The Technology threshold of End User Adoption
Chalk this one up to stream-of-consciousness writing:
A couple weeks back I was discussing gamification and end user adoption with my fellow SharePoint MVP Jussi Mori (@JussiMori), founding partner at Peaches Industries Finland, with Jussi walking me through his company’s latest end user engagement method, called Gravity. For those less familiar with the concept of gamification, the goal is to use data and social tools to encourage desired end user behavior, often using methods such as recognition, rewards, and even games to help people better communicate and collaborate. A fundamental belief behind gamification is that having more people actively engaged will improve collaboration for everyone, and more quickly provide ROI for the organization.
A quick overview of Gravity from the Peaches website:
Gravity is an actionable End-User Engagement engine designed for Information portals built on SharePoint 2013 or Office 365 SharePoint online. It uses methods of games (Gamification) to help users get engaged in their work and get connected with each other and drive value for the Organization through that. The key is content and context. The Gamification engine works in all of the four adoption phases (Discovery, On-boarding, Productivity and Mastery) and takes the most out of the End Users activities and boosts productivity.

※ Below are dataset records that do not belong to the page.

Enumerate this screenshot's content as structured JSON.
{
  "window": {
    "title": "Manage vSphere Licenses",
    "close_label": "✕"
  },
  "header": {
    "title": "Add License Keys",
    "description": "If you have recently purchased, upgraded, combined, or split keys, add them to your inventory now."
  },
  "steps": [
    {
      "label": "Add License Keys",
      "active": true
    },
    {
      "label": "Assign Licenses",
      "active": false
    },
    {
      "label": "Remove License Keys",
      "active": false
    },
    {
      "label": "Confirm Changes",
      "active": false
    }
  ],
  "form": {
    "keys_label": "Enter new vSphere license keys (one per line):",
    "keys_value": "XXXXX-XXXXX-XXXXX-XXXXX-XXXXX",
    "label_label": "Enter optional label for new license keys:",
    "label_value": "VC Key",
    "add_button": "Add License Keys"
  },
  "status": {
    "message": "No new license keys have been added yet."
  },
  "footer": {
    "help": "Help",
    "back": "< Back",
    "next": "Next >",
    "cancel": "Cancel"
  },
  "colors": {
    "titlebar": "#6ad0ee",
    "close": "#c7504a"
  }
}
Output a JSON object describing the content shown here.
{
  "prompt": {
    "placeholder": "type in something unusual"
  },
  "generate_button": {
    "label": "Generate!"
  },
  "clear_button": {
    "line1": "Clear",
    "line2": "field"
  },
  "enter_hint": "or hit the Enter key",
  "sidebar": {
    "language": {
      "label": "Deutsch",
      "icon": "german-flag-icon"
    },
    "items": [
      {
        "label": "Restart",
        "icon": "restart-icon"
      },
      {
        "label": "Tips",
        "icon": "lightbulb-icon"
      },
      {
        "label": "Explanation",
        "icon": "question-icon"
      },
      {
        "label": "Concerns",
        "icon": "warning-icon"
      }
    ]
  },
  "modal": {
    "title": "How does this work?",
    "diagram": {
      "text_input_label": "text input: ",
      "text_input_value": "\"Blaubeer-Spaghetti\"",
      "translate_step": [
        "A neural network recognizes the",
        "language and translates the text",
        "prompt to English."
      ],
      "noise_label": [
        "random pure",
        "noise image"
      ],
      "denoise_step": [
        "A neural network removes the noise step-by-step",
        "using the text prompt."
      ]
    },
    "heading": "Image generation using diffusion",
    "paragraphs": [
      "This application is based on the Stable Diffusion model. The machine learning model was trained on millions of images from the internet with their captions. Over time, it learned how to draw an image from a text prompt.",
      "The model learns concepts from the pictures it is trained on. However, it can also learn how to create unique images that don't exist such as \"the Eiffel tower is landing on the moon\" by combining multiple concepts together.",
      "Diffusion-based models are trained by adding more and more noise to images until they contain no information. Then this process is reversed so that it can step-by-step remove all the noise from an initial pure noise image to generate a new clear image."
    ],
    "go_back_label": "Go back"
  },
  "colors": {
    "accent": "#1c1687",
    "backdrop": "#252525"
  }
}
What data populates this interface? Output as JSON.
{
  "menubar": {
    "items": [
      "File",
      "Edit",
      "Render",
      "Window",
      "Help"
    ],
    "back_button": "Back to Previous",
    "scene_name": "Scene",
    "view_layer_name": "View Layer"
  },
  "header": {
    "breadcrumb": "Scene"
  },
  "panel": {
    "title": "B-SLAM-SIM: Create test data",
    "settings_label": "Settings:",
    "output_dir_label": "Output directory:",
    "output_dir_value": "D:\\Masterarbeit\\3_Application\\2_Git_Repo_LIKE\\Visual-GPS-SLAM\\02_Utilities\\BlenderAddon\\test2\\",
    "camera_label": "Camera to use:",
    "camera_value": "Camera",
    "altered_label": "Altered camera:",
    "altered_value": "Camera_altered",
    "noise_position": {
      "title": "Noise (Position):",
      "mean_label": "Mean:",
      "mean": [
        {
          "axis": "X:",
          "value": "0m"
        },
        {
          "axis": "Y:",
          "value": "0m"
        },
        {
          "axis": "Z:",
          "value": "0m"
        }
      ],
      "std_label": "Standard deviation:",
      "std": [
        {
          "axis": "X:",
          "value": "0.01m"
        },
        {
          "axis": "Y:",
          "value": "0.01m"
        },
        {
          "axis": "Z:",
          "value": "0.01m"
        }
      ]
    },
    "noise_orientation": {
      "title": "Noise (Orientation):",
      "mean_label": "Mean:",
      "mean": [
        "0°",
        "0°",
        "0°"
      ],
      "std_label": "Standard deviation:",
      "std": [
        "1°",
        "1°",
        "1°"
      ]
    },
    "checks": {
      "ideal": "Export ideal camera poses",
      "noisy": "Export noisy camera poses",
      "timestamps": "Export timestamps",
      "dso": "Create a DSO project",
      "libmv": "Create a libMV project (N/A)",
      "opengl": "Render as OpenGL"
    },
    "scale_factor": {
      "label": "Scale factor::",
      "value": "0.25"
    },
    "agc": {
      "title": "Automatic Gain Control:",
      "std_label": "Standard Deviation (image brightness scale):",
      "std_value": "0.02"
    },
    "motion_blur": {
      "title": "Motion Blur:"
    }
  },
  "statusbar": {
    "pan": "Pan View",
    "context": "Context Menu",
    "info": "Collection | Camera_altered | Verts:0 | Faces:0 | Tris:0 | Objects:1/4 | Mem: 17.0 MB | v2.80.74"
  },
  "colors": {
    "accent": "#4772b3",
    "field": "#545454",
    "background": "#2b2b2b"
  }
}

As Jussi walked me through the Gravity model that was designed for use with SharePoint 2013 and SharePoint Online within Office365, outlining the purpose and actions taken within each of the four phases (Discovery, Onboarding, Productivity, and Mastery), one thought kept sticking out in my mind: For most end users who have reached the productivity phase, that there is a distinct point in time when the technology becomes “understood” and productivity increases. To help illustrate what I mean by this, consider something most people have experienced: learning to ride a bicycle. At some point in the learning process, riding become second nature – and the bicycle becomes forgotten. It becomes simply a tool with which you can get from point to point, and your thoughts no longer dwell on how, but where you can go.
So as Jussi was explaining the model and describing the Productivity phase, in my mind there were two steps within the phase – being productive with a limited understanding of what the platform can do (I can ride my bike and get from point to point), and an increased level of productivity with a full understanding of the platform (I forget about my fears of riding, and simply concentrate on where I want to go). In my mind, there is a threshold within the Productivity phase – which I have seen with the SharePoint education cycle: people can become very productive with a limited knowledge of SharePoint’s capabilities. But once that knowledge and proficiency increases, so does their potential for productivity.
Now, this increased productivity is not to be confused with the Mastery phase of the Gravity model – which, in my mind, has more to do with the business activities, and not with mastery of the technology (in this case SharePoint). Productivity is about improving on and automating existing activities and workloads, while Mastery is about creating entirely new workloads based on a new perspective of what is possible.
Wow, this all sounds much more philosophical than I had intended. But such is the stream-of-consciousness writing method. I had an idea stuck in my head, and now its out. Now I can get back to other things….